Nice of the Russians to take it all in good humor -- but when us monkeys start throwing shit it's gotten past chest-thumping & into the danger zone. What's with the clown act here?

bairdseymour said...

Chris said...

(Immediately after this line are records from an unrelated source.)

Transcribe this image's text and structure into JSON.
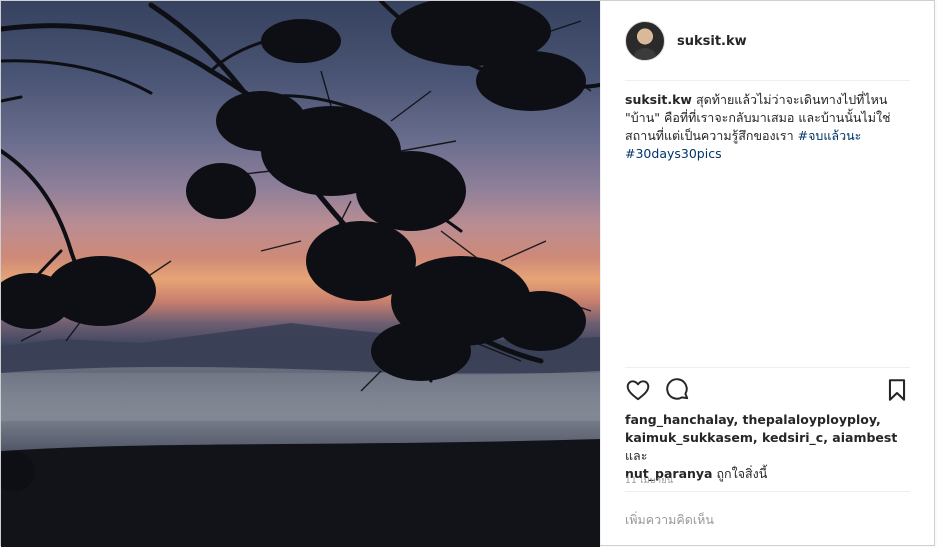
{
  "post": {
    "username": "suksit.kw",
    "caption": {
      "username": "suksit.kw",
      "text": "สุดท้ายแล้วไม่ว่าจะเดินทางไปที่ไหน \"บ้าน\" คือที่ที่เราจะกลับมาเสมอ และบ้านนั้นไม่ใช่สถานที่แต่เป็นความรู้สึกของเรา",
      "hashtags": [
        "#จบแล้วนะ",
        "#30days30pics"
      ]
    },
    "likes": {
      "users_line1": "fang_hanchalay, thepalaloyployploy,",
      "users_line2": "kaimuk_sukkasem, kedsiri_c, aiambest",
      "joiner": "และ",
      "last_user": "nut_paranya",
      "suffix": "ถูกใจสิ่งนี้"
    },
    "date": "11 เมษายน",
    "comment_placeholder": "เพิ่มความคิดเห็น"
  },
  "icons": {
    "like": "heart-icon",
    "comment": "comment-bubble-icon",
    "save": "bookmark-icon"
  },
  "colors": {
    "hashtag": "#003569",
    "text": "#262626",
    "muted": "#999999",
    "divider": "#efefef"
  }
}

It was good to read this again. I actually just listened to your interview regarding the Syria situation and I must admit I was also seriously worried the world was going to end that day. It did not help that Paul Craig Roberts, who I usually really respect, predicted the world was going to end in 10 days, once the US flotilla on its way to Syria arrives. I really appreciate your measured, methodical approach to geopolitics, it has a soothing effect on my nerves. I am reminded of how unfair Western coverage of ex-communist countries can be, by what happened in my own country, Hungary, recently. Viktor Orban (a Putin mini-me in many ways) won a democratic election and the Western reaction was apoplectic, reporting on the whole issue as if Hungary was some sort of Fascist Dictatorship, where minorities are being marched into concentration camps as a matter of course. It reported the voluntary detainment of illegal immigrants, whilst their applications are processed as akin to Nazi Germany's treatment of Jews. The whole Western mainstream media is utterly ridiculous at this point and I can no longer stomach reading their lies. Your blog is about the only English-speaking source that gives accurate and balanced information on Russia and Eastern Europe as a whole, so I really appreciate it.